#### Assignment:
Line by line, check the data for the string "info" and state how many lines have it, nothing more.

#### Task input:
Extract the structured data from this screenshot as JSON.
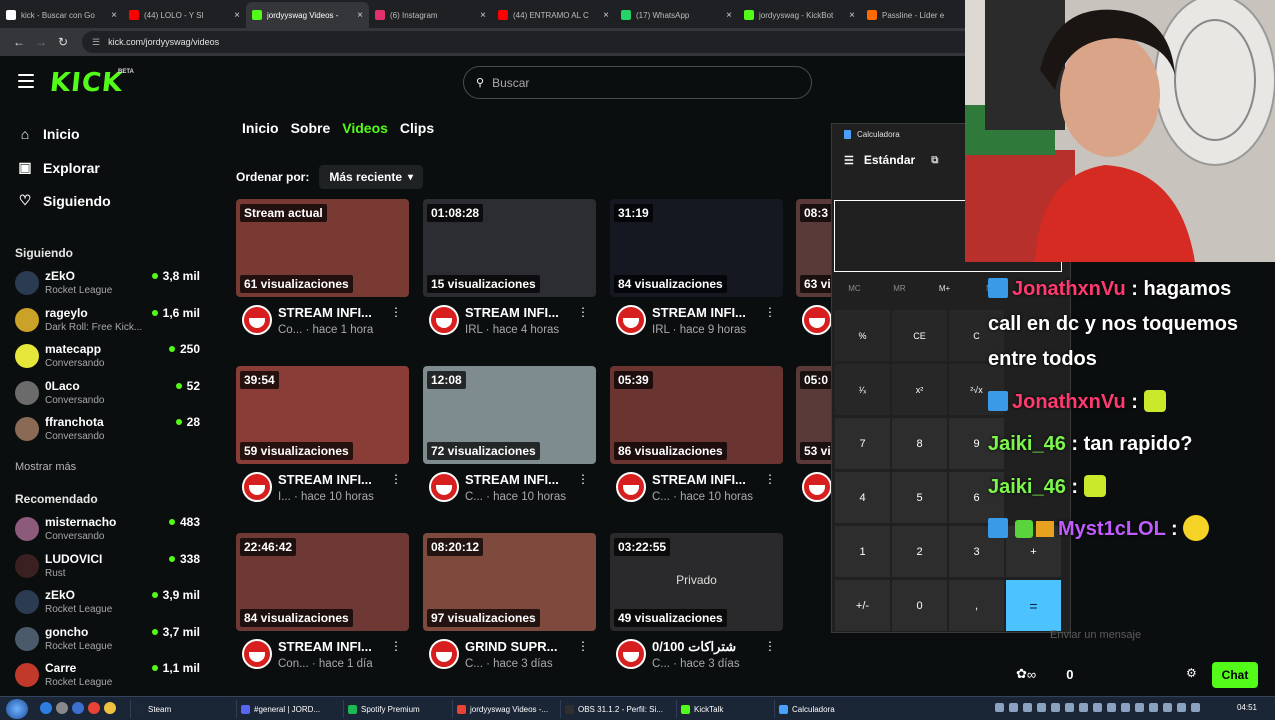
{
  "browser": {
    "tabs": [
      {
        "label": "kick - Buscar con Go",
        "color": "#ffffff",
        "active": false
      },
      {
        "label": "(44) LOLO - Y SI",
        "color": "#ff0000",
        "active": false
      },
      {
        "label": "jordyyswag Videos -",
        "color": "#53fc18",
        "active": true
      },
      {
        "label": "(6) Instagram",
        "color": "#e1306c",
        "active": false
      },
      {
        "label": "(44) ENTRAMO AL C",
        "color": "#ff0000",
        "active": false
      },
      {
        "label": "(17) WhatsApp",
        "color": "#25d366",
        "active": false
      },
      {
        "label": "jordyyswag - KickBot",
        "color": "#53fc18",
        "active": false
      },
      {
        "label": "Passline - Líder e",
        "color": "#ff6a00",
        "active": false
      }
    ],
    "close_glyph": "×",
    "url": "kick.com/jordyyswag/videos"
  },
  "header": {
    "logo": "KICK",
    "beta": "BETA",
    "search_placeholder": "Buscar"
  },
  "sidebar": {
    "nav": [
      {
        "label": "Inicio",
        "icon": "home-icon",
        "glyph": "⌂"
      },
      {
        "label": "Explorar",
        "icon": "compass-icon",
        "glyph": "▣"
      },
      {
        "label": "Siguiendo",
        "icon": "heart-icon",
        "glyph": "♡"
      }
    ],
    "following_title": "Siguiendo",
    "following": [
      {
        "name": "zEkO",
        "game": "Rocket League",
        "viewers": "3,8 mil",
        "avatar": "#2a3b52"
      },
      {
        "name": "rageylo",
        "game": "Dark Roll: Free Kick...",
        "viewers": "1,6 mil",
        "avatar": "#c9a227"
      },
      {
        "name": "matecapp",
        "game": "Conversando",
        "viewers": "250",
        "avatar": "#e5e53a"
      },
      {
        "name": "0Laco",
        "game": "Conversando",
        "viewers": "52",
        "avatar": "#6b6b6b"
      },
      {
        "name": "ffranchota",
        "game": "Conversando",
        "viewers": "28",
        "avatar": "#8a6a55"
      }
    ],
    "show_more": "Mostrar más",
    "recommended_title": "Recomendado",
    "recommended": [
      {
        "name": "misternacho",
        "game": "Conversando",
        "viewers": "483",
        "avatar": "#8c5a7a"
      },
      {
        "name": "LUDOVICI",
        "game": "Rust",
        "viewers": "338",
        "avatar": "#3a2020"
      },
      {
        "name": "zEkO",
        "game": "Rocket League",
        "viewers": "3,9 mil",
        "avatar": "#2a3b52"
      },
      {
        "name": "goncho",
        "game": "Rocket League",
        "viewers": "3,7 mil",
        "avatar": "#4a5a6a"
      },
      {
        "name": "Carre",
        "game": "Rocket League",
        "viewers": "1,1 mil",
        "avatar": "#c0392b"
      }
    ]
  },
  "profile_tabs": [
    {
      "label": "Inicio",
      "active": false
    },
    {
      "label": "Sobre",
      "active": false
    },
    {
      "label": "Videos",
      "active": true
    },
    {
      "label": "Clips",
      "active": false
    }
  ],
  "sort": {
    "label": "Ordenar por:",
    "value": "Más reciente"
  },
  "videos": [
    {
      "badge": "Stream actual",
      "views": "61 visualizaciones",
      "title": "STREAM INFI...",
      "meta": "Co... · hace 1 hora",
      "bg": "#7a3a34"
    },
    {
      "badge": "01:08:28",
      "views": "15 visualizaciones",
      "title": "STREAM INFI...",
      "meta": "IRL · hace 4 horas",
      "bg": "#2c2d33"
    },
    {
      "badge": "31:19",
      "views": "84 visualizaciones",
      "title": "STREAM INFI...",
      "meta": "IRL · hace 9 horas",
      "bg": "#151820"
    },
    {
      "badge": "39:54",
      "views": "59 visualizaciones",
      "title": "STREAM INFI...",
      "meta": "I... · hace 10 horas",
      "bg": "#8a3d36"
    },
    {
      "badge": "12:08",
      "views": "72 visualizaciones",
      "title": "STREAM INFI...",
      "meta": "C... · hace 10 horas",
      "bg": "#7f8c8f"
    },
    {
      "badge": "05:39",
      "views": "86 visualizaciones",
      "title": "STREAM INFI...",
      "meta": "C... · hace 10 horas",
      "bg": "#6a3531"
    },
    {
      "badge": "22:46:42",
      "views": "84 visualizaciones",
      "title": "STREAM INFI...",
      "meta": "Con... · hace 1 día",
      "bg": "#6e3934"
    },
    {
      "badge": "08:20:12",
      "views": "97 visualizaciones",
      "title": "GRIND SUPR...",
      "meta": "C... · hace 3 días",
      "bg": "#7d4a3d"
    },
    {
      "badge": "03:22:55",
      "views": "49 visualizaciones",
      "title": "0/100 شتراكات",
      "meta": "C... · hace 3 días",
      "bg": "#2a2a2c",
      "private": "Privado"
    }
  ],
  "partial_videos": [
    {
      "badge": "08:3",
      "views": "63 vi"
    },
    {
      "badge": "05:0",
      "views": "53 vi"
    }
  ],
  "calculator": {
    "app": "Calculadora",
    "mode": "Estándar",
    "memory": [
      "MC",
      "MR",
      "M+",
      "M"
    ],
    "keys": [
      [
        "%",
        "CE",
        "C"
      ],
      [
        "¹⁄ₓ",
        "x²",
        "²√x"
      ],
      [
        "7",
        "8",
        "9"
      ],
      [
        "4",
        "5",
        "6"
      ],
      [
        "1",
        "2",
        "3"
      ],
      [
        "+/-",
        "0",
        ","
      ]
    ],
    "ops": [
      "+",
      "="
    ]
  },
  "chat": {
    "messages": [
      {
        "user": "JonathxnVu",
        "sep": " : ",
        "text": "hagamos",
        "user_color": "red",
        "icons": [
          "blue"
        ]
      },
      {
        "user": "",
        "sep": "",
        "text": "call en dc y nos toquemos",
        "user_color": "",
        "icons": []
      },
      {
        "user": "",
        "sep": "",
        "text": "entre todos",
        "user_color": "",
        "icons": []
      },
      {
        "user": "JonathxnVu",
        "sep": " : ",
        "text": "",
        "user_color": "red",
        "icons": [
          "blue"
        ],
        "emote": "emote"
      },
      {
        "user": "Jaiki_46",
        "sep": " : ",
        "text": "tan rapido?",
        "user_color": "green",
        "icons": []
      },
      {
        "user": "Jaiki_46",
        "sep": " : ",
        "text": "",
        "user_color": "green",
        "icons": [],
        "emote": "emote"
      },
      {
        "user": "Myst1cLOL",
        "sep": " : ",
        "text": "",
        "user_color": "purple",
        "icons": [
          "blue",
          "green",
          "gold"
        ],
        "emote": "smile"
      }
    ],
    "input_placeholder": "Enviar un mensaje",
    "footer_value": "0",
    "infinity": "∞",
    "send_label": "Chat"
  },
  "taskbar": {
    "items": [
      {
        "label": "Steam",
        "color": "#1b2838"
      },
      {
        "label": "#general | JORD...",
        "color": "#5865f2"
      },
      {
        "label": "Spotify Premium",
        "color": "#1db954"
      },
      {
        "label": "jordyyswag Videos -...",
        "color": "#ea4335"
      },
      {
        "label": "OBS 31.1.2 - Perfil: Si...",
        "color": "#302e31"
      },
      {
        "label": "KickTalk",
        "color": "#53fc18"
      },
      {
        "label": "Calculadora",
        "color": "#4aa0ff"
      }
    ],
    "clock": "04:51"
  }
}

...

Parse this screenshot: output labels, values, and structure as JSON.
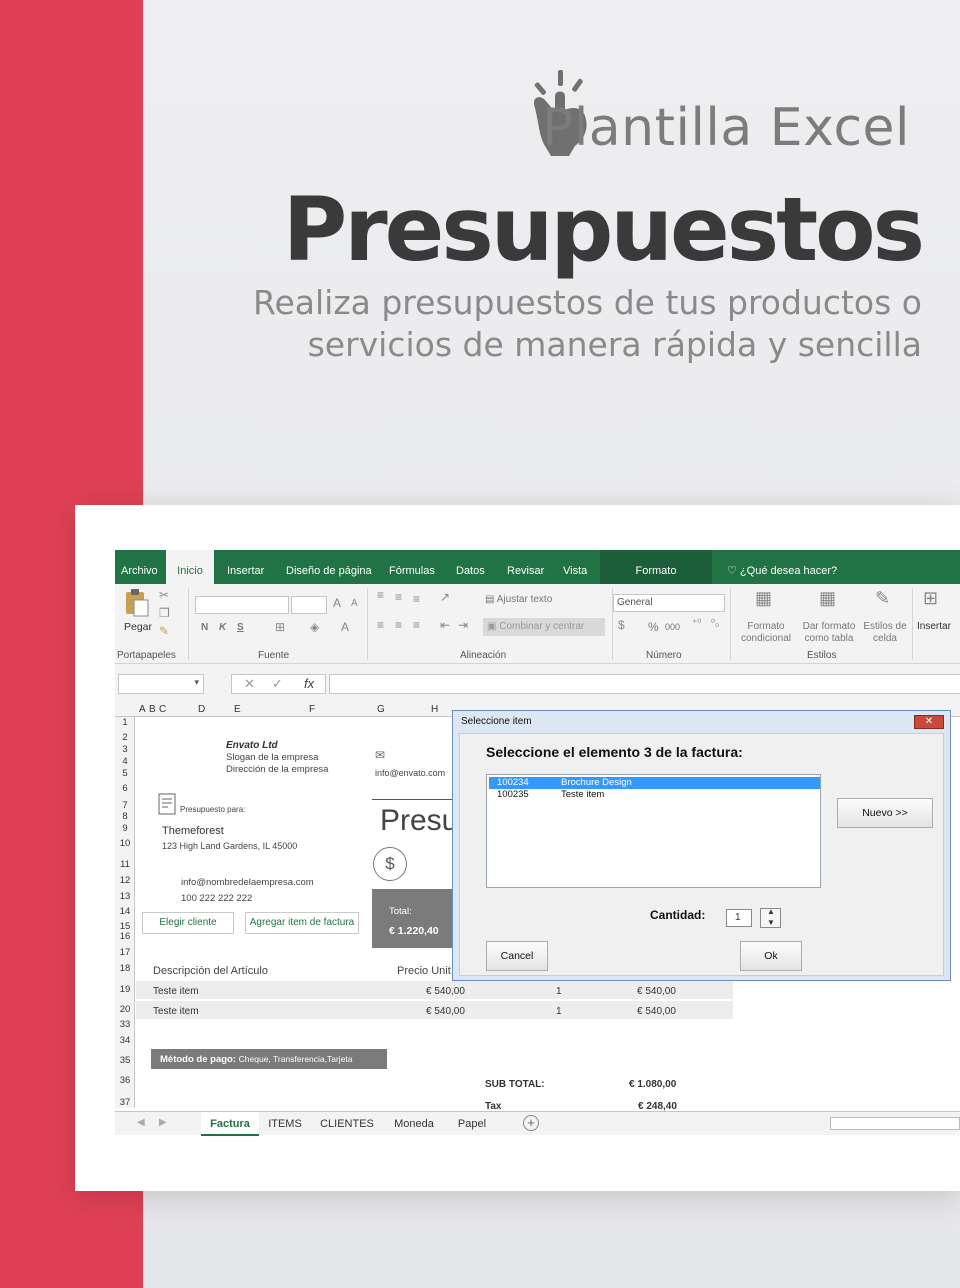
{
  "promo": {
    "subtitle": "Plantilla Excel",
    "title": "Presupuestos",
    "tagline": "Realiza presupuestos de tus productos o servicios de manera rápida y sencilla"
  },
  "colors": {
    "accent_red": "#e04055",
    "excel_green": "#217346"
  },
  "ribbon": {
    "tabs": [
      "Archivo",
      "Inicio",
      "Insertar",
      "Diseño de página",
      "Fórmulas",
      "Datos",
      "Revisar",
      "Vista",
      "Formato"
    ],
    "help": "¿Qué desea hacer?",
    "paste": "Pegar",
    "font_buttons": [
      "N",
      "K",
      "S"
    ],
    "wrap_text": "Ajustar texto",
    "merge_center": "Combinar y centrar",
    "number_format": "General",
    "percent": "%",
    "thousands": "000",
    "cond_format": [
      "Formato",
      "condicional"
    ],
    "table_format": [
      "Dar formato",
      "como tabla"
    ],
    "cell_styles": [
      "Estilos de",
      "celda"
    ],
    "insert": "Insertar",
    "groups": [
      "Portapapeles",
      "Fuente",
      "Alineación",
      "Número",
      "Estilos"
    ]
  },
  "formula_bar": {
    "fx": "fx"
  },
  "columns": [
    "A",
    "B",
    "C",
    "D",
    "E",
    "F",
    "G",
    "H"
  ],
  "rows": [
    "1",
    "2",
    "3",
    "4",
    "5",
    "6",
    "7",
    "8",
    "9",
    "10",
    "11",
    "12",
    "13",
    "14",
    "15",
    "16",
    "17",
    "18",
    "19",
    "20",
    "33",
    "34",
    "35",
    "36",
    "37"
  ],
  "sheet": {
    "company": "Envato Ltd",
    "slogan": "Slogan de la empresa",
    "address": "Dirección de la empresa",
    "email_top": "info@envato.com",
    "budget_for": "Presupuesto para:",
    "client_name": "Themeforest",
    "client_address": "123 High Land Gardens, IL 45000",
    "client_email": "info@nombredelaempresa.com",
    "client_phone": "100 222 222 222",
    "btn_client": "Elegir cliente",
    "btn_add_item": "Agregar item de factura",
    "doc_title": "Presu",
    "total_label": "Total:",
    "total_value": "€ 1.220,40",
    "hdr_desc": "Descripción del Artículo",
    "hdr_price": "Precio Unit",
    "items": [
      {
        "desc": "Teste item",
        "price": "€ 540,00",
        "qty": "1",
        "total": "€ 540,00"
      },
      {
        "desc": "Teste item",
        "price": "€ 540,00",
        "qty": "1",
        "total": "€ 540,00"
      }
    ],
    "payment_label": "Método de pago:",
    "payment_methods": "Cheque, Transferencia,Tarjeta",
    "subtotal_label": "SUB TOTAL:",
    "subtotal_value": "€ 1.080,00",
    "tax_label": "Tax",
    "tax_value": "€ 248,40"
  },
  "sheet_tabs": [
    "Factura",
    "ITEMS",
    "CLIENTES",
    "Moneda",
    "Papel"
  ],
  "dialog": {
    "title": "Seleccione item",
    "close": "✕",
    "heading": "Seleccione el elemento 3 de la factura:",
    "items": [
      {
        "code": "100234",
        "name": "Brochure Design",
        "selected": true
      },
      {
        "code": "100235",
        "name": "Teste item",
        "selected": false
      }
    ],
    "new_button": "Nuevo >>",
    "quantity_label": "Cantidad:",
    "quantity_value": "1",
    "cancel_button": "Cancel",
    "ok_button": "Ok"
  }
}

#### Exercise solution:
2